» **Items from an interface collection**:
Segment Open
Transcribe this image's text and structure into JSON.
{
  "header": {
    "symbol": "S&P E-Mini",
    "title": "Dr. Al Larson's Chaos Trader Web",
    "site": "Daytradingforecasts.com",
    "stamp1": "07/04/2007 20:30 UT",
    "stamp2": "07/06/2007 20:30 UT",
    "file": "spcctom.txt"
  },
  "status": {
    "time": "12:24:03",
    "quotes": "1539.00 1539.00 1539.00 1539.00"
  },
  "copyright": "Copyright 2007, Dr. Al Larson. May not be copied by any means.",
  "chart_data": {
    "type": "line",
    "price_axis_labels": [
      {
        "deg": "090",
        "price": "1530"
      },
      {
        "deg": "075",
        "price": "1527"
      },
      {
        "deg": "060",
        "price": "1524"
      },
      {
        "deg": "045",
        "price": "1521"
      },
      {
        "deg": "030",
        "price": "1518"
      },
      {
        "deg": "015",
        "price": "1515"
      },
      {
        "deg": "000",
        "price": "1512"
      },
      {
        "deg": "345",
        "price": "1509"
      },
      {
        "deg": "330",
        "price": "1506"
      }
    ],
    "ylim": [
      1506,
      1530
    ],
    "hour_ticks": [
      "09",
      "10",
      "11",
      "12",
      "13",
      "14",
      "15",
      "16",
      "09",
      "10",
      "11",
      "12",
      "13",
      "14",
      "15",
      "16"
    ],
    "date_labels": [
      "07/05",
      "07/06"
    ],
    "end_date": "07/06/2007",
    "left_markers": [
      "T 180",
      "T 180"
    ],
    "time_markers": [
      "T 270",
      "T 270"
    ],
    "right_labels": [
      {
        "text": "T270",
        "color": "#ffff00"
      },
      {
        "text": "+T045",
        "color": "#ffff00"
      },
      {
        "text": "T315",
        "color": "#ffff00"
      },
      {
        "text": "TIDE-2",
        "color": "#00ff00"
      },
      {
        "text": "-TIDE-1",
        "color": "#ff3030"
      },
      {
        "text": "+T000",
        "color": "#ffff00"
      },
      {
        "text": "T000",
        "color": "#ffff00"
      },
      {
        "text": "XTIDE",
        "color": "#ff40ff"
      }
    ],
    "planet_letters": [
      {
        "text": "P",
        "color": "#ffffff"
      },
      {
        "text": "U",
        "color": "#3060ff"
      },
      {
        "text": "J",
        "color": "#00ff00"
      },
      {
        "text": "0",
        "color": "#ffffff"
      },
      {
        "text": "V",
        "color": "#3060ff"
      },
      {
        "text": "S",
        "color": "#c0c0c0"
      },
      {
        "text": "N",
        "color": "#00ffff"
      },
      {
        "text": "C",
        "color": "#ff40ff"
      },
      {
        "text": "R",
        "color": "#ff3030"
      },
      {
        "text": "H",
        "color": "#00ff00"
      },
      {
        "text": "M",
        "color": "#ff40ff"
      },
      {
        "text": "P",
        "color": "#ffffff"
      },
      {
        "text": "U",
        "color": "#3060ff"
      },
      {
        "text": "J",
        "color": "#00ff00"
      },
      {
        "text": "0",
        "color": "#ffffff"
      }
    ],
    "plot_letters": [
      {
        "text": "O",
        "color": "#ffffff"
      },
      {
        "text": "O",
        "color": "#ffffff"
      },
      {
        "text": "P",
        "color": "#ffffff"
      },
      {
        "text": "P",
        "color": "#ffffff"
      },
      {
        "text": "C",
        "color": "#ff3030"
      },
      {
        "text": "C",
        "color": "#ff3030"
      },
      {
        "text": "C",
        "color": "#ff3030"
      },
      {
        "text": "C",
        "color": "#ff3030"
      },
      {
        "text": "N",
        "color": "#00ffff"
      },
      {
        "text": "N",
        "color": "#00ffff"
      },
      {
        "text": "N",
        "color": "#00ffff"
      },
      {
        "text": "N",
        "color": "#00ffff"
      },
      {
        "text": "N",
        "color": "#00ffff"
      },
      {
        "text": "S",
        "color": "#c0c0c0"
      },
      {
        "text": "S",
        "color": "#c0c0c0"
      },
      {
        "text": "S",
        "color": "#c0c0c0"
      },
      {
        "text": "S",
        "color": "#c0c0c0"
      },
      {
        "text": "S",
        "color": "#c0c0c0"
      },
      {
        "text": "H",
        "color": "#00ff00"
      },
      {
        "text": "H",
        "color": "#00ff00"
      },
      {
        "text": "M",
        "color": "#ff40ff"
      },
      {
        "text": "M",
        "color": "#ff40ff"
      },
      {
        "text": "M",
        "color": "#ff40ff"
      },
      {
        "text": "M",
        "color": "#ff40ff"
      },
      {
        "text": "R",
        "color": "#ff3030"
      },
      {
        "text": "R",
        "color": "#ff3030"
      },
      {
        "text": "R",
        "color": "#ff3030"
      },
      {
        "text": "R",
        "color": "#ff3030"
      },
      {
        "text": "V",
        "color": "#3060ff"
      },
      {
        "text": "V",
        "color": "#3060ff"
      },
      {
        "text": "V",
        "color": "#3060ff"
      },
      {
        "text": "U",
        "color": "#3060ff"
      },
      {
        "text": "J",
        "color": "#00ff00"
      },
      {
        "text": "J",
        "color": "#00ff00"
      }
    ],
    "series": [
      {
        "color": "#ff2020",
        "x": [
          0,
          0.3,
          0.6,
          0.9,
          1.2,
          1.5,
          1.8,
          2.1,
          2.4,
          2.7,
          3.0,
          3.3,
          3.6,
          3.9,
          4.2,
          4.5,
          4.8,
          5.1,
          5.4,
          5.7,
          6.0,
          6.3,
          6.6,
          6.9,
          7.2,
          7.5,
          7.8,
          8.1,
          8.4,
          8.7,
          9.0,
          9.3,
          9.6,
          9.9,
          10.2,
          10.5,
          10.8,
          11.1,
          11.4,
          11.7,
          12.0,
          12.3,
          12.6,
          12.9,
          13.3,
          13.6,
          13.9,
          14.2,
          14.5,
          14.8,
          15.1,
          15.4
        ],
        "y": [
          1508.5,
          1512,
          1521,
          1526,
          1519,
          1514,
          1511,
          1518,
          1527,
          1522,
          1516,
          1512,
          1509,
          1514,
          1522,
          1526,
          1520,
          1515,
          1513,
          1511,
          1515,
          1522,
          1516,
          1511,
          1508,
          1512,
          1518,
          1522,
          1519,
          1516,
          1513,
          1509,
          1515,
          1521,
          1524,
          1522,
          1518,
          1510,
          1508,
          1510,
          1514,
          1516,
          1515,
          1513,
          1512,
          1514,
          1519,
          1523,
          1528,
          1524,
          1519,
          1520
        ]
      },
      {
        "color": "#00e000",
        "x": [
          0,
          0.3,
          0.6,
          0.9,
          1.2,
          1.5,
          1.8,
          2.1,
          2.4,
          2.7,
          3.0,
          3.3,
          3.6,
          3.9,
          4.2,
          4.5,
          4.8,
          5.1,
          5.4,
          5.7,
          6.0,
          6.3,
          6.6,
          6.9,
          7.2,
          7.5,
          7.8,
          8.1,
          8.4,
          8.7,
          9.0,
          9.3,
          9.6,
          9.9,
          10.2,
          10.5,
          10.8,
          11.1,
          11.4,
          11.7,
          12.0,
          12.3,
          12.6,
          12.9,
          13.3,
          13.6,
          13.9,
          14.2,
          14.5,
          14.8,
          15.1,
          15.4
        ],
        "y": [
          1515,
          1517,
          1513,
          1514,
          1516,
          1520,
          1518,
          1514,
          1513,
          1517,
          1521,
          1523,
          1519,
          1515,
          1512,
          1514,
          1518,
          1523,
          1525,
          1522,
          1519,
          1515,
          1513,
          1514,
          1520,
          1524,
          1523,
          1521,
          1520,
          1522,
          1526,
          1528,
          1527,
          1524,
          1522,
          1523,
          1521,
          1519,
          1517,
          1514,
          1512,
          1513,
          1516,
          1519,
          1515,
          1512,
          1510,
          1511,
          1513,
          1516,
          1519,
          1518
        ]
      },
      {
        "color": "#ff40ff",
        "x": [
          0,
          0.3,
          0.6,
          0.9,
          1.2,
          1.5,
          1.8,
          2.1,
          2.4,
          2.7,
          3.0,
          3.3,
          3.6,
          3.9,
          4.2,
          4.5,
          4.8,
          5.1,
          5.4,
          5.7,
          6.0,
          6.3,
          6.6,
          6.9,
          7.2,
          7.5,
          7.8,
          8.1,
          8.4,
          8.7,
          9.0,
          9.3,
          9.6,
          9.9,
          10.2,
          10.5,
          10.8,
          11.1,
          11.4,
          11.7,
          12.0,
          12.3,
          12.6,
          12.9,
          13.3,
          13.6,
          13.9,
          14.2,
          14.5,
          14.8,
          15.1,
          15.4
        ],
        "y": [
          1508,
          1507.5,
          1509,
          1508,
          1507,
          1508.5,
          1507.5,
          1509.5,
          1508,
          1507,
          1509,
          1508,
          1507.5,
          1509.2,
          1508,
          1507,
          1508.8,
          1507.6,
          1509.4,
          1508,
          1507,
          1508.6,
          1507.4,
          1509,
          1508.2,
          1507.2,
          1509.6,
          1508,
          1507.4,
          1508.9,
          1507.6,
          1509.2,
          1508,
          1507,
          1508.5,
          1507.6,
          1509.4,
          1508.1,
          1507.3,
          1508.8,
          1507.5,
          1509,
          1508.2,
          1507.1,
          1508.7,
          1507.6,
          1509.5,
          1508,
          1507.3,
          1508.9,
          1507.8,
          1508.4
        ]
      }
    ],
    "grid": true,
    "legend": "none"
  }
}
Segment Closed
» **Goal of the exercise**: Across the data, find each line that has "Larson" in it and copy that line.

» **Solution to this exercise**:
    "title": "Dr. Al Larson's Chaos Trader Web",
  "copyright": "Copyright 2007, Dr. Al Larson. May not be copied by any means.",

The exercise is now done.